#### [Data for the task]
● ● ●

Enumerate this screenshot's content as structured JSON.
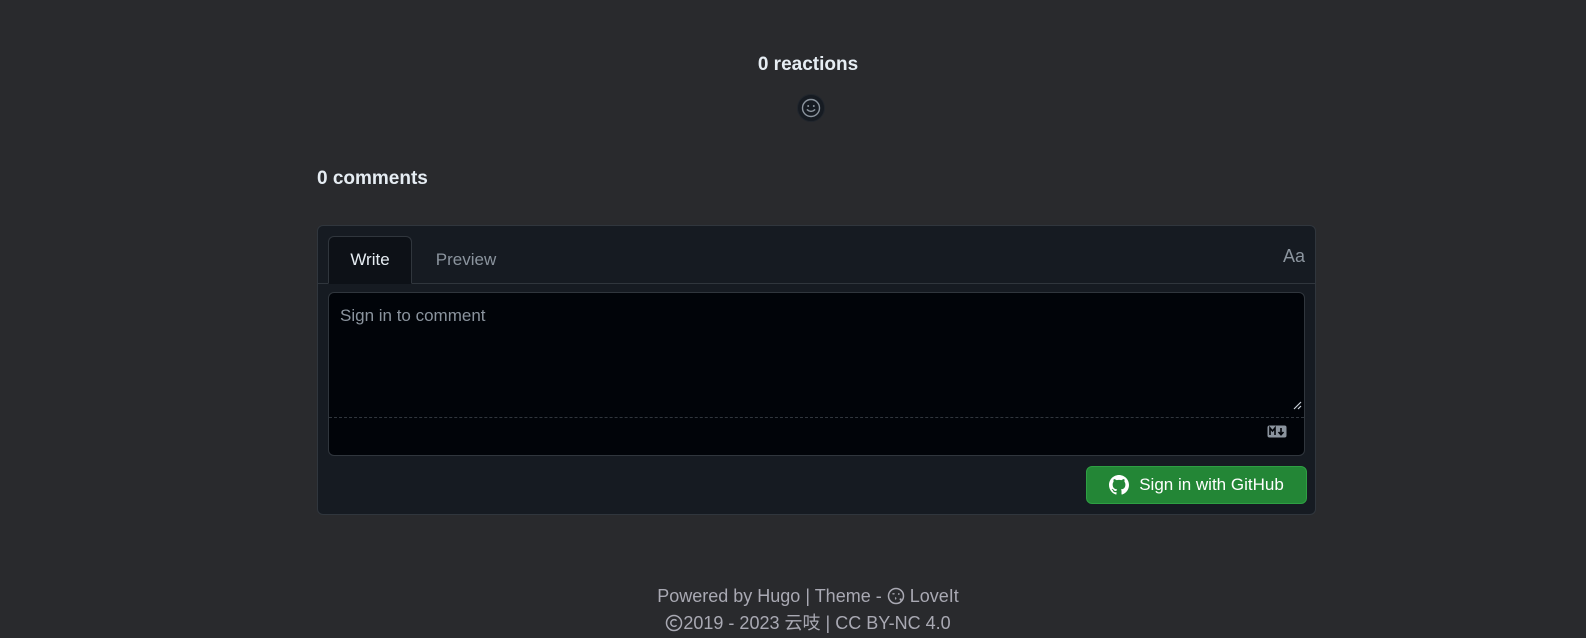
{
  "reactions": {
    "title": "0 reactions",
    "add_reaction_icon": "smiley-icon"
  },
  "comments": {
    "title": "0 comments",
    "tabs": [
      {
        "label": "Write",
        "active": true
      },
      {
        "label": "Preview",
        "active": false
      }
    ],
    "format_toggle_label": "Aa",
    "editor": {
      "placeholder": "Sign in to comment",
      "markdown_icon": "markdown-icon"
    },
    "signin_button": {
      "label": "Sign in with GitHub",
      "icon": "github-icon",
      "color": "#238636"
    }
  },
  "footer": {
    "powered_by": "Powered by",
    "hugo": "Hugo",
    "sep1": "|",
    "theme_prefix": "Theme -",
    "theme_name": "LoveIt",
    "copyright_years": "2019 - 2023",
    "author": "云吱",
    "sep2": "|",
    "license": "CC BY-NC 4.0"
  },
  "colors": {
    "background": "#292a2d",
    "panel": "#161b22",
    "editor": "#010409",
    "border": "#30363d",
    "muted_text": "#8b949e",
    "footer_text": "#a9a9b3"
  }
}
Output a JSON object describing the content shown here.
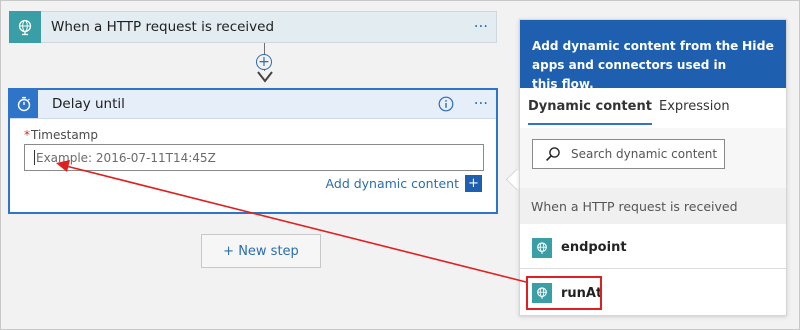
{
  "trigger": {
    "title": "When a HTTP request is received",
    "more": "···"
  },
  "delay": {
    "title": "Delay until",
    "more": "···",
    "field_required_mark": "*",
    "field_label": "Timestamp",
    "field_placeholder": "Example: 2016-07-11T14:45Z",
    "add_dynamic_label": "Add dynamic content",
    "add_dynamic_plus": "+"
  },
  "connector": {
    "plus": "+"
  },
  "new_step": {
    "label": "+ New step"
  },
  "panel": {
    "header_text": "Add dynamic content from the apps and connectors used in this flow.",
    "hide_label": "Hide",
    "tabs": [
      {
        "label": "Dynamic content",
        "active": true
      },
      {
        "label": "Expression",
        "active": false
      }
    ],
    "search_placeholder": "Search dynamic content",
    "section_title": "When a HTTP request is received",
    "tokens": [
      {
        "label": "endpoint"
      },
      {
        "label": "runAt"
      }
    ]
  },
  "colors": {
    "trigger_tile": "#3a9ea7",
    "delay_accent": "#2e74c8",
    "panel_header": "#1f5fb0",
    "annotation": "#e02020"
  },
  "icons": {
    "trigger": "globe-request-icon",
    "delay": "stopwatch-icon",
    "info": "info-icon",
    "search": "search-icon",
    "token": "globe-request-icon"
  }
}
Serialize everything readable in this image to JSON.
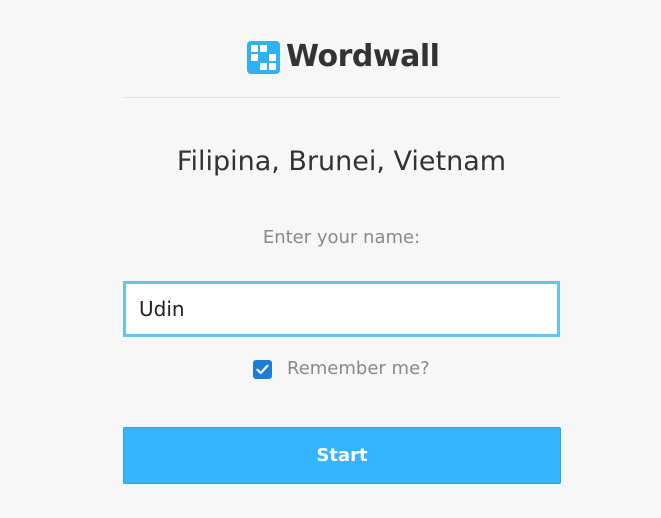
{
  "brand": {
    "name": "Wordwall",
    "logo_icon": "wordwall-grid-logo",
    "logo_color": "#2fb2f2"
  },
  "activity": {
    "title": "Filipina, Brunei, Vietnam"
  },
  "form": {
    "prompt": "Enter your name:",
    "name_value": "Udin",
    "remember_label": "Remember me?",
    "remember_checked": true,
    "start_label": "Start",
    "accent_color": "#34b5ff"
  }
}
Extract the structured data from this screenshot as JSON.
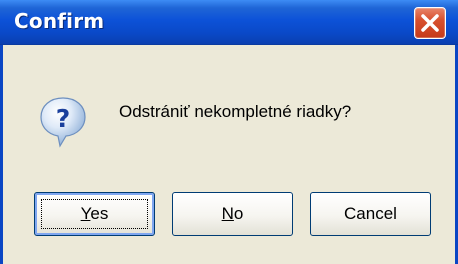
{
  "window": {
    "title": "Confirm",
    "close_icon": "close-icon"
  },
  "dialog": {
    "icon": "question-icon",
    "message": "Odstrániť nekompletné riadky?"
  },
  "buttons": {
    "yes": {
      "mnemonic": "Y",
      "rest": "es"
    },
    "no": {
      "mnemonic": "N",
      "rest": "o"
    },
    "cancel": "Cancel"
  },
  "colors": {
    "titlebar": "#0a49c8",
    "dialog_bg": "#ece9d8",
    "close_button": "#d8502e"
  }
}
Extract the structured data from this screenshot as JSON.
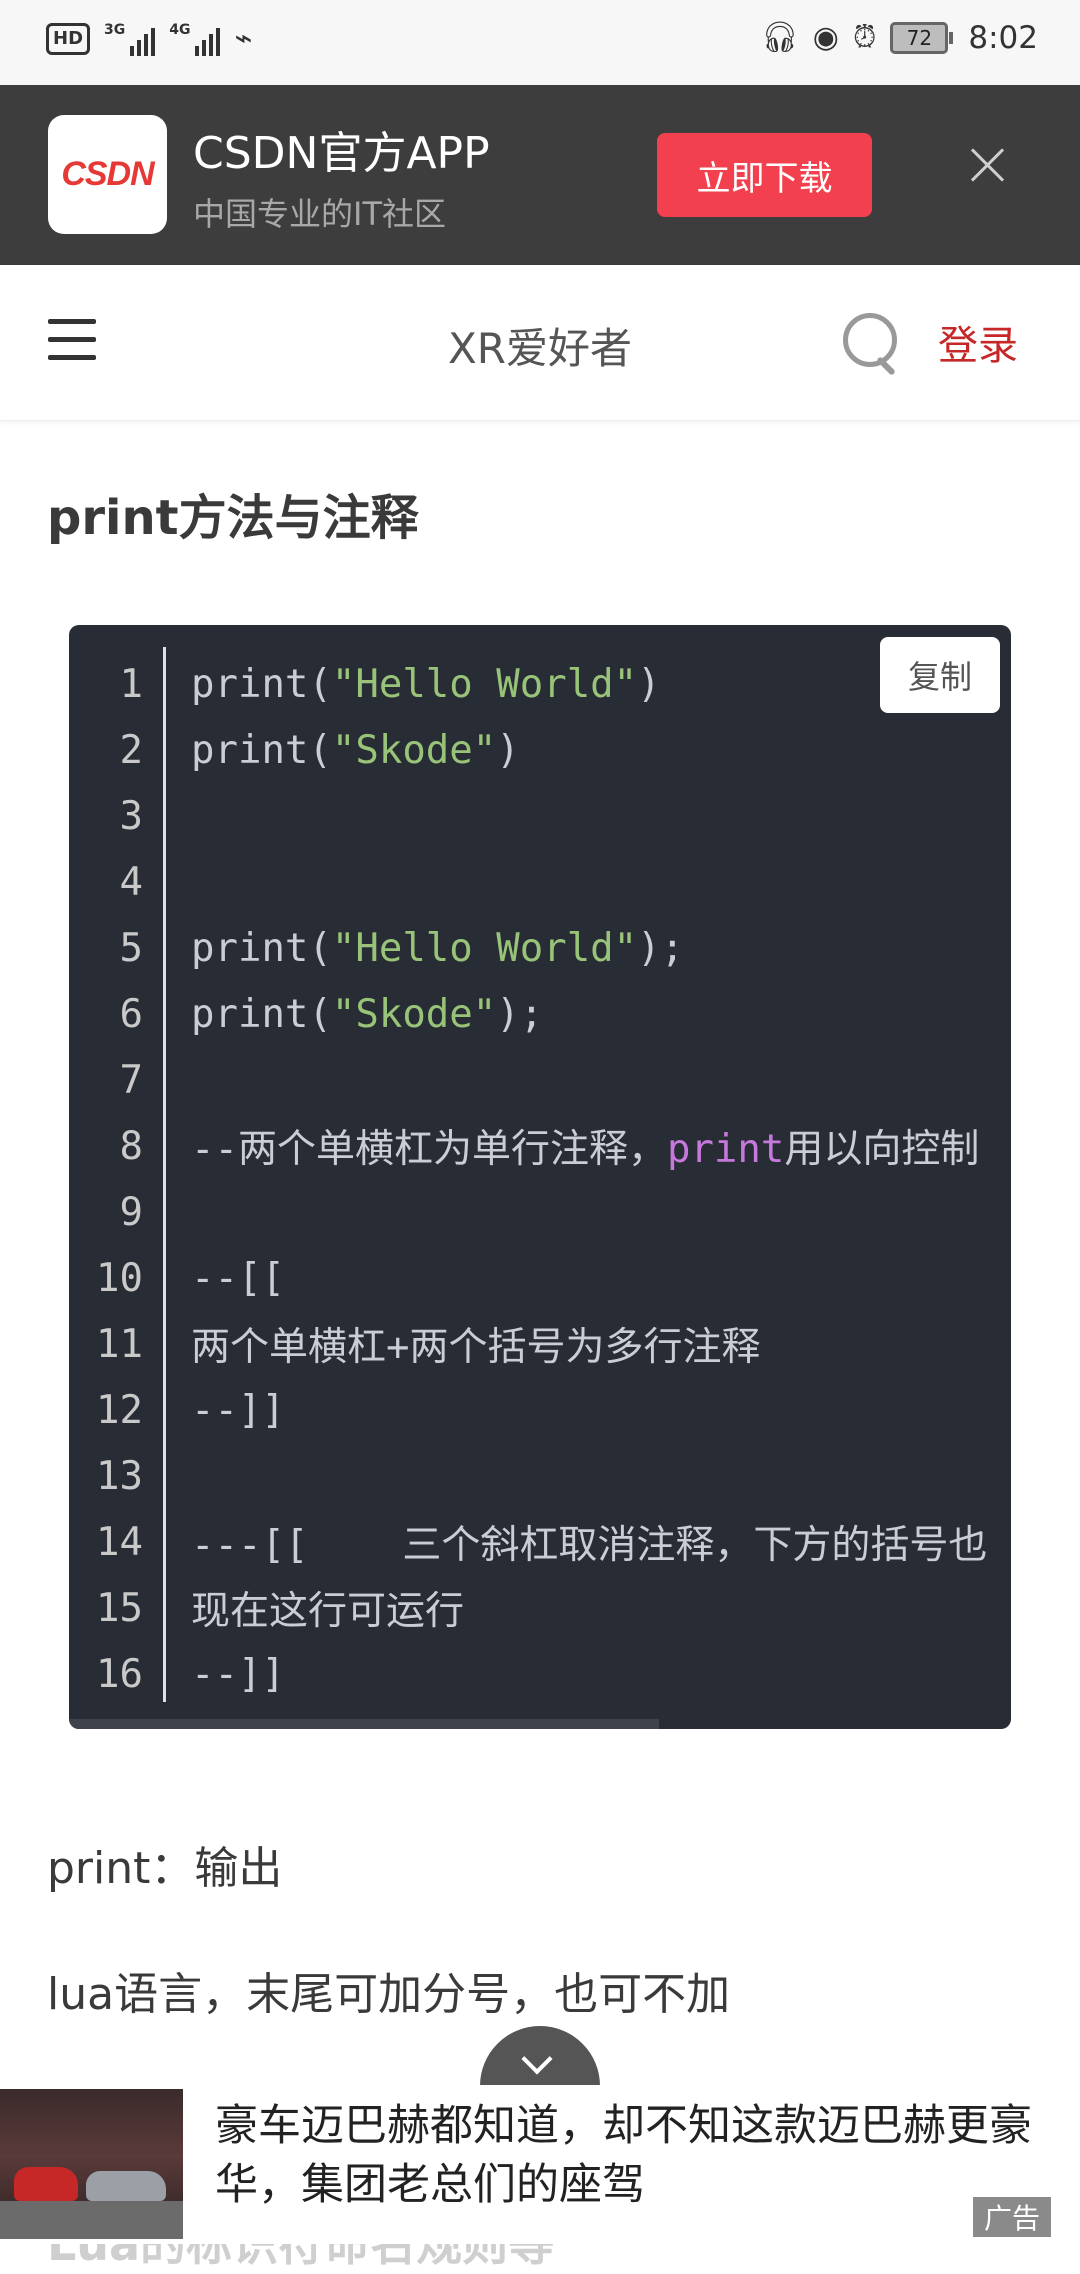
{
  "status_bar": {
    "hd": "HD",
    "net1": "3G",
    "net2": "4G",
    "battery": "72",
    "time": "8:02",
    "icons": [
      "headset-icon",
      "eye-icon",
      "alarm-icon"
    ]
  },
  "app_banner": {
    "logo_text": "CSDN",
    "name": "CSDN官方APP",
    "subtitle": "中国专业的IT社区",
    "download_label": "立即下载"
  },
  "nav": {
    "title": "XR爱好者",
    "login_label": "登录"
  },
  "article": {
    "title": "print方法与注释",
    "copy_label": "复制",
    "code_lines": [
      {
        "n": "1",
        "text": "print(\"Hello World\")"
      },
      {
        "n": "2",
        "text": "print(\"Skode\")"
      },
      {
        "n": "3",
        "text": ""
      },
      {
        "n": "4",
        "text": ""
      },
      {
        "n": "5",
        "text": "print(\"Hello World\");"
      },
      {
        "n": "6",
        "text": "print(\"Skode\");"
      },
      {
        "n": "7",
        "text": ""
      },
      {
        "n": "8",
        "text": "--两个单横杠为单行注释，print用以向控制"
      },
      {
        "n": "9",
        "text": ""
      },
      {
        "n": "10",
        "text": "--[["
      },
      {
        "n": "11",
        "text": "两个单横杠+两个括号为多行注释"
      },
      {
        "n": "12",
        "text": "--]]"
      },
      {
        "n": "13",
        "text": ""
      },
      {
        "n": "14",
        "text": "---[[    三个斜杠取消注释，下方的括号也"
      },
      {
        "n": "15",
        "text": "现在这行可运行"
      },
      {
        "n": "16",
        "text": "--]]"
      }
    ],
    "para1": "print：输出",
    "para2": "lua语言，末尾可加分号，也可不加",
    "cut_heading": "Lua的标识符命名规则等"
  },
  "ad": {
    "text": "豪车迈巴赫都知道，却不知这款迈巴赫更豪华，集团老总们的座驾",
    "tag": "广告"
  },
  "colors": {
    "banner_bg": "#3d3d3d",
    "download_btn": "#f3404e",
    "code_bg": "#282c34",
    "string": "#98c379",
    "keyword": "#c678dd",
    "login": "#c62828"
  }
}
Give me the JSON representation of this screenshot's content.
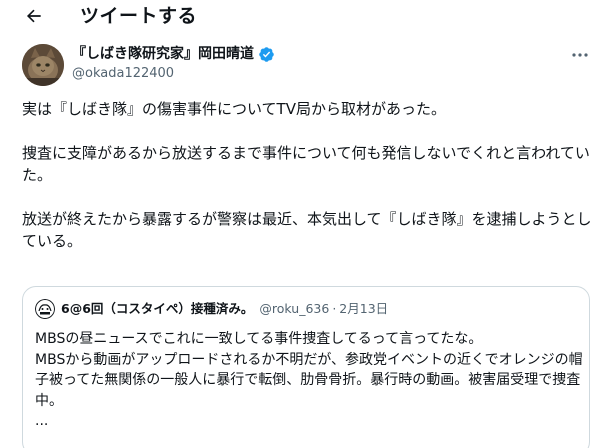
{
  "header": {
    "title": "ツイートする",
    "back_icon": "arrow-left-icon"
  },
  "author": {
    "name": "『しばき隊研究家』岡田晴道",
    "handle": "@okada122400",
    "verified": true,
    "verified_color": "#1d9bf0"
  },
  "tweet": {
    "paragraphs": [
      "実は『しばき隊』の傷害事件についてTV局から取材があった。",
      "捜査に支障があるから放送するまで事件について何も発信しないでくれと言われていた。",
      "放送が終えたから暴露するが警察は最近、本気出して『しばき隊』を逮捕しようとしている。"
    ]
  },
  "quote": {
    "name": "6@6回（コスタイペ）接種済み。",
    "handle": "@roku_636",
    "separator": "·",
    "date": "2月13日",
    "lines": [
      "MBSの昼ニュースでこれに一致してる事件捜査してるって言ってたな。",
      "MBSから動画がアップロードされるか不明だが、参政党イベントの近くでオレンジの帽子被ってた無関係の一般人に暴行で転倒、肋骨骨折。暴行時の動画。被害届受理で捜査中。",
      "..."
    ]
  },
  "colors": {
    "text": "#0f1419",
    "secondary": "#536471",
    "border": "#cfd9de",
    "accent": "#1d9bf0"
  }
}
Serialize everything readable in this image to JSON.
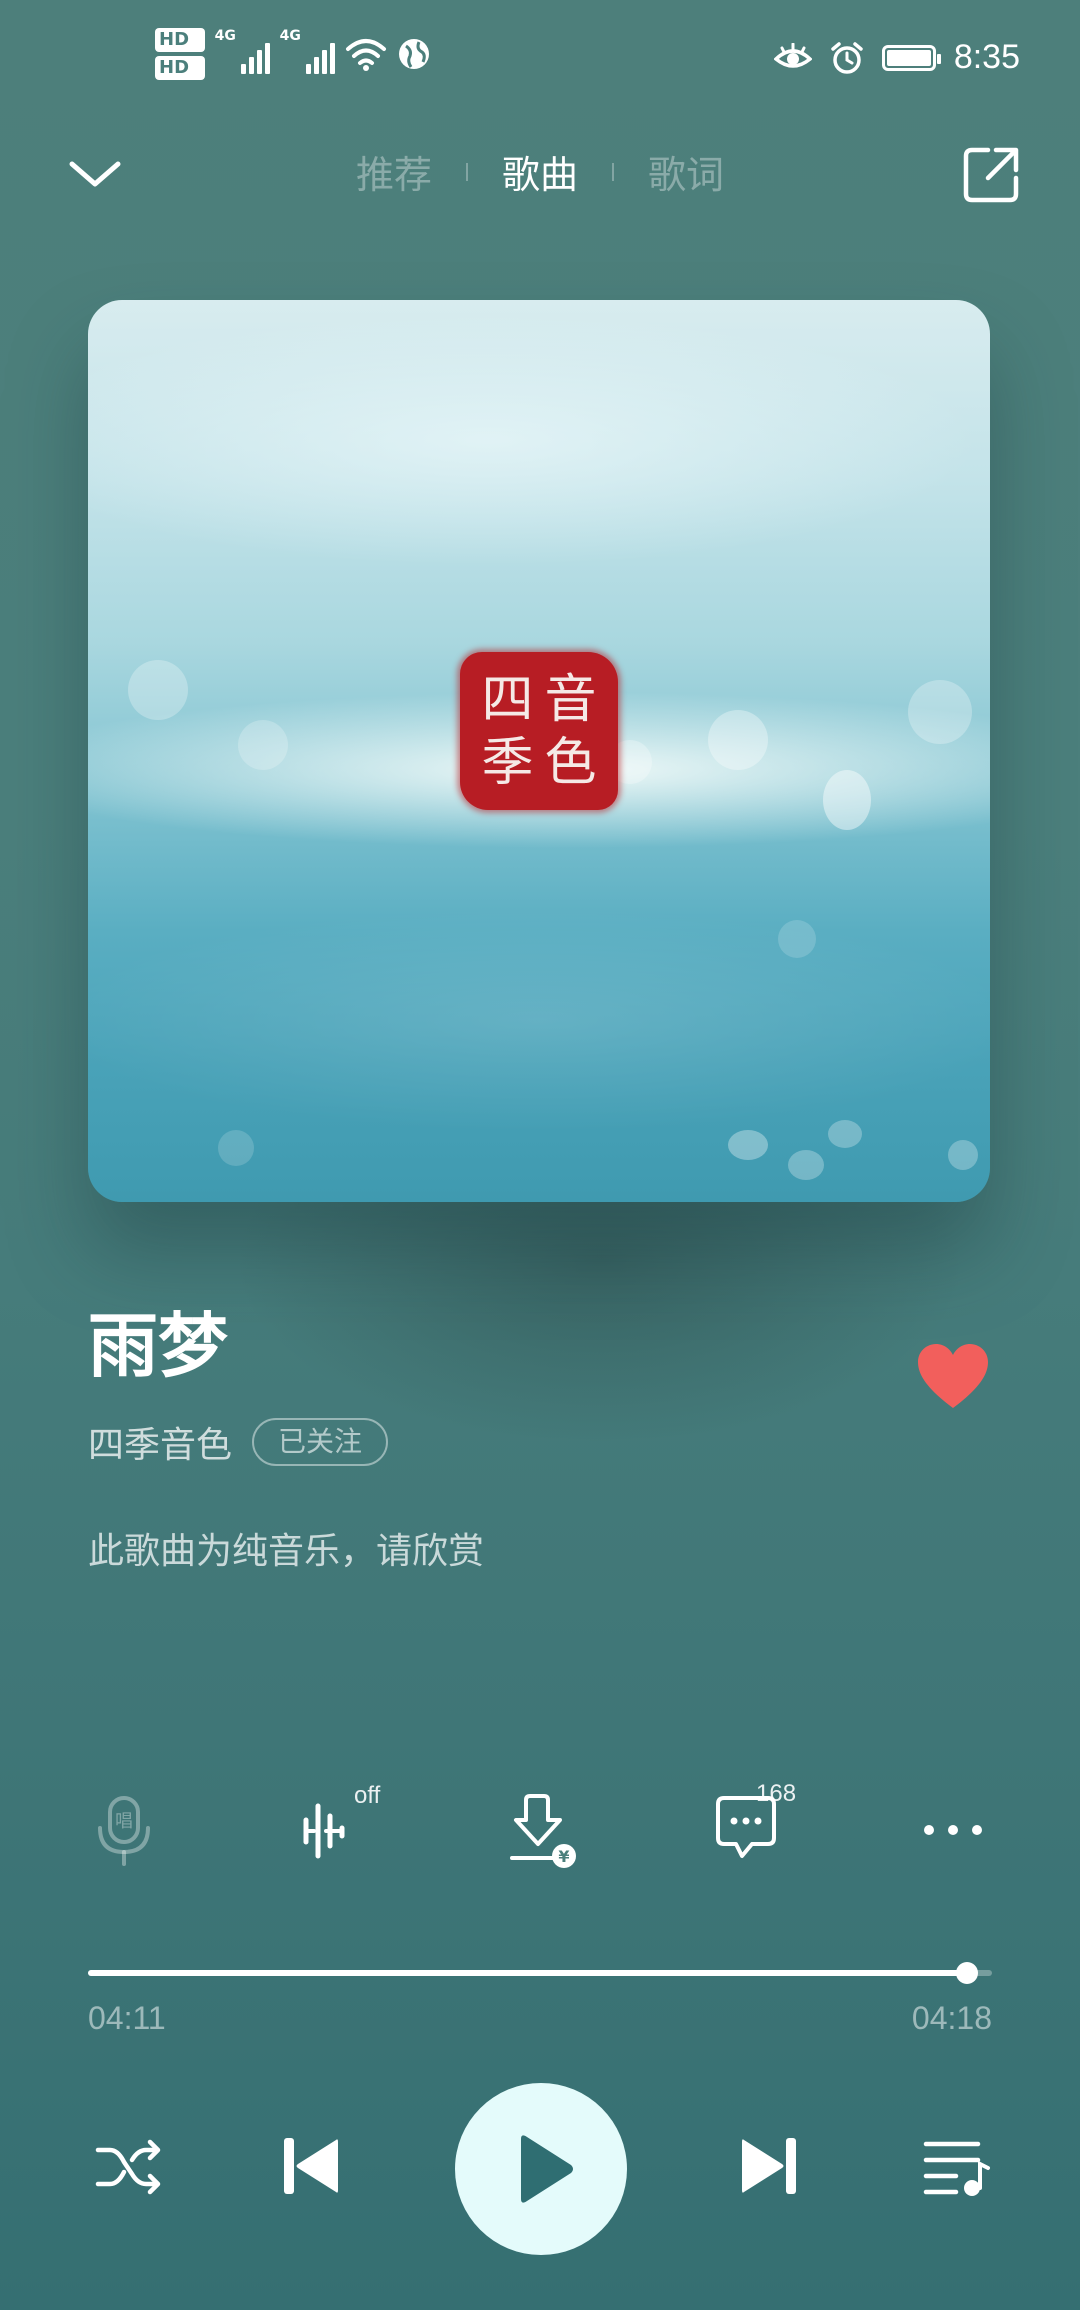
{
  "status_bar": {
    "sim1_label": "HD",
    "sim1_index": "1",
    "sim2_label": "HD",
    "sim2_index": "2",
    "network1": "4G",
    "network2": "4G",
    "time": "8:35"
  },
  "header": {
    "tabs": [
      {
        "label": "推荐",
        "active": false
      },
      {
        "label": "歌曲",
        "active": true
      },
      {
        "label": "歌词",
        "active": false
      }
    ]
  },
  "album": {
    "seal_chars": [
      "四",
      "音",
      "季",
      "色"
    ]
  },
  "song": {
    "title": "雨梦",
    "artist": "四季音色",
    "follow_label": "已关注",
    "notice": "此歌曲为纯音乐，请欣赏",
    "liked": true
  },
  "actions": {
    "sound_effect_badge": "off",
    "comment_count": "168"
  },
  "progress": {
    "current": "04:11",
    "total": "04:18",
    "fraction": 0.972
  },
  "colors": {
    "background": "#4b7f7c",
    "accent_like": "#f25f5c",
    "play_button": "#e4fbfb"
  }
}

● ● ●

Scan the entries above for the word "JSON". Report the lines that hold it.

Enumerate this screenshot's content as structured JSON.
Output a JSON object describing the content shown here.
Serialize everything readable in this image to JSON.
Extract the structured data from this screenshot as JSON.
Extract the structured data from this screenshot as JSON.
Give me the JSON representation of this screenshot's content.
Serialize everything readable in this image to JSON.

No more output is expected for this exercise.